The first two hours of the bulk fermentation, you will perform a series of turns every half hour at cool room temp. For the third hour, leave the dough unmolested at cool room temp. Refrigerate the dough for the final hour.
After the bulk fermentation is complete, turn the dough out onto a counter that has been dusted with brown rice flour and gather it together in a loose round. Cover with a bowl and rest for 10 minutes.
After the dough has rested, flip it over onto a clean part of the counter and twist into a boule (the clean counter will create friction against the dough and help you to make a tight boule.
Pop the dough into a bowl that has been lined with linen and dusted liberally with brown rice flour. Pop this into the fridge, covered, of course, and ferment for 20 hours.
One hour before you plan to bake, preheat the oven to 550 degrees outfitted with both halves of your cast iron combo cooker and a baking stone.
After the FULL hour of preheating, pull the dough out of the fridge, fit a piece of parchment over the mouth of it, place a peel on top, and flip the bowl over so that the dough lands on the parchment over the peel. Score the dough in some unique fashion.
Slide it, parchment and all, into the shallow end of your awaiting combo cooker. Cover with the fat end. Turn the oven down to 475 degrees and steam for 30 minutes.
After the 30 minute steam, remove the fat end of the combo cooker wearing an oven mitt to avoid a nasty steam burn. Marvel at your perfectly steamed loaf. Slide it back into the oven, turn it down to 450 degrees and bake till chestnut brown, and not a moment before. No one wants a blonde loaf of bread, especially an arrogant bastard like this.
Wait a full hour and a half before slicing. And have with cheese and charcuterie.

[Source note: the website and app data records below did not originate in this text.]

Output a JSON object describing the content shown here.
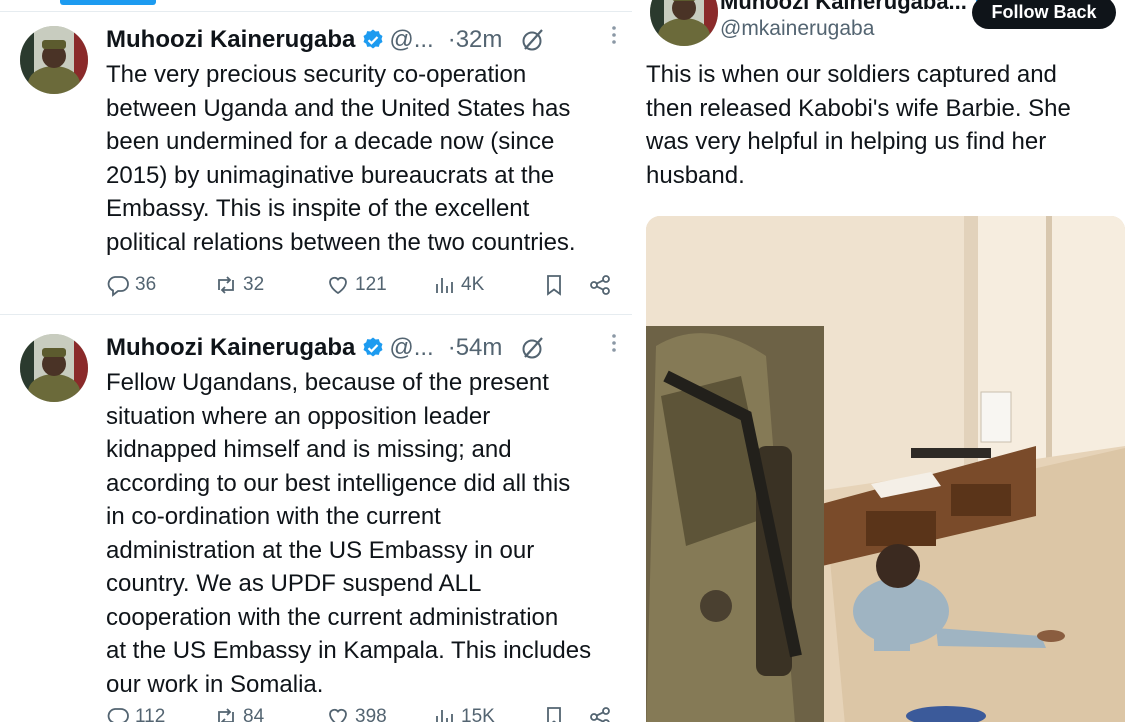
{
  "colors": {
    "text": "#0f1419",
    "muted": "#536471",
    "accent": "#1d9bf0",
    "button_bg": "#0f1419",
    "divider": "#e6ecf0"
  },
  "left_feed": {
    "tweets": [
      {
        "author": "Muhoozi Kainerugaba",
        "handle": "@...",
        "time": "·32m",
        "lines": [
          "The very precious security co-operation",
          "between Uganda and the United States has",
          "been undermined for a decade now (since",
          "2015) by unimaginative bureaucrats at the",
          "Embassy. This is inspite of the excellent",
          "political relations between the two countries."
        ],
        "replies": "36",
        "reposts": "32",
        "likes": "121",
        "views": "4K"
      },
      {
        "author": "Muhoozi Kainerugaba",
        "handle": "@...",
        "time": "·54m",
        "lines": [
          "Fellow Ugandans, because of the present",
          "situation where an opposition leader",
          "kidnapped himself and is missing; and",
          "according to our best intelligence did all this",
          "in co-ordination with the current",
          "administration at the US Embassy in our",
          "country. We as UPDF suspend ALL",
          "cooperation with the current administration",
          "at the US Embassy in Kampala. This includes",
          "our work in Somalia."
        ],
        "replies": "112",
        "reposts": "84",
        "likes": "398",
        "views": "15K"
      }
    ]
  },
  "right_post": {
    "author": "Muhoozi Kainerugaba...",
    "handle": "@mkainerugaba",
    "follow_label": "Follow Back",
    "lines": [
      "This is when our soldiers captured and",
      "then released Kabobi's wife Barbie. She",
      "was very helpful in helping us find her",
      "husband."
    ],
    "media_icon": "photo-soldier-room"
  },
  "icons": {
    "verified": "verified-badge-icon",
    "reply": "reply-icon",
    "repost": "repost-icon",
    "like": "heart-icon",
    "views": "views-icon",
    "bookmark": "bookmark-icon",
    "share": "share-icon",
    "more": "more-icon",
    "grok": "grok-icon"
  }
}
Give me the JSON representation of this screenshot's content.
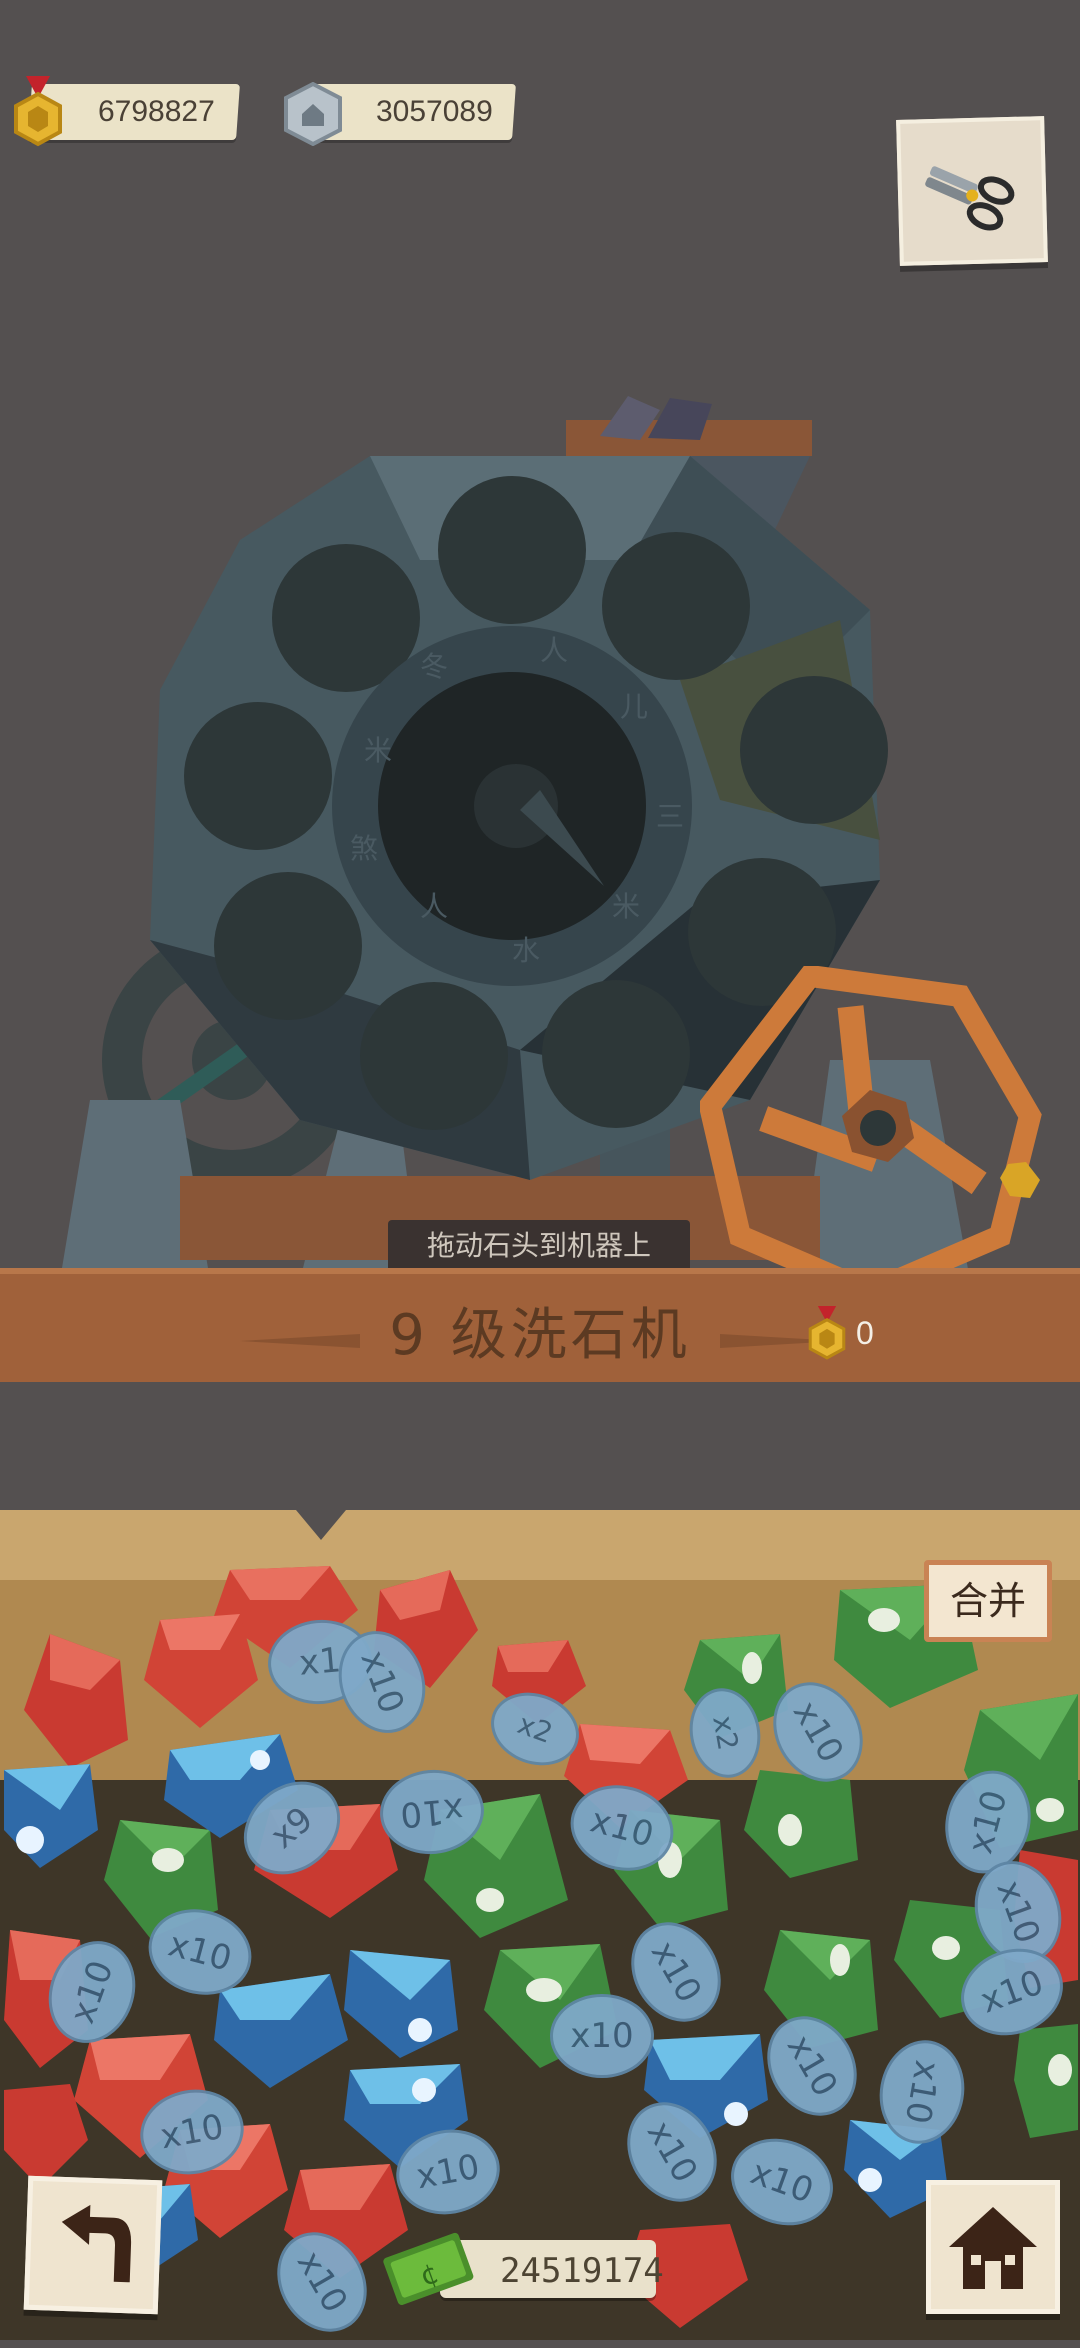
{
  "hud": {
    "gold": "6798827",
    "silver": "3057089",
    "tool_icon": "scissors-icon"
  },
  "machine": {
    "hint": "拖动石头到机器上",
    "title": "9 级洗石机",
    "reward_count": "0"
  },
  "crate": {
    "merge_label": "合并",
    "gems": [
      {
        "color": "red",
        "label": "x10"
      },
      {
        "color": "red",
        "label": "x1"
      },
      {
        "color": "red",
        "label": "x10"
      },
      {
        "color": "red",
        "label": "x2"
      },
      {
        "color": "green",
        "label": "x2"
      },
      {
        "color": "green",
        "label": "x10"
      },
      {
        "color": "blue",
        "label": "x9"
      },
      {
        "color": "red",
        "label": "x10"
      },
      {
        "color": "green",
        "label": "x10"
      },
      {
        "color": "green",
        "label": "x10"
      },
      {
        "color": "blue",
        "label": "x10"
      },
      {
        "color": "blue",
        "label": "x10"
      },
      {
        "color": "green",
        "label": "x10"
      },
      {
        "color": "green",
        "label": "x10"
      }
    ]
  },
  "footer": {
    "money": "24519174",
    "back_icon": "back-arrow-icon",
    "home_icon": "home-icon"
  },
  "colors": {
    "background": "#545050",
    "plank": "#a0613a",
    "tag": "#7fa9c9"
  }
}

This arrogant bastard has been sent off to Susan's Wild Yeast Blog to be admired in all its arrogant glory.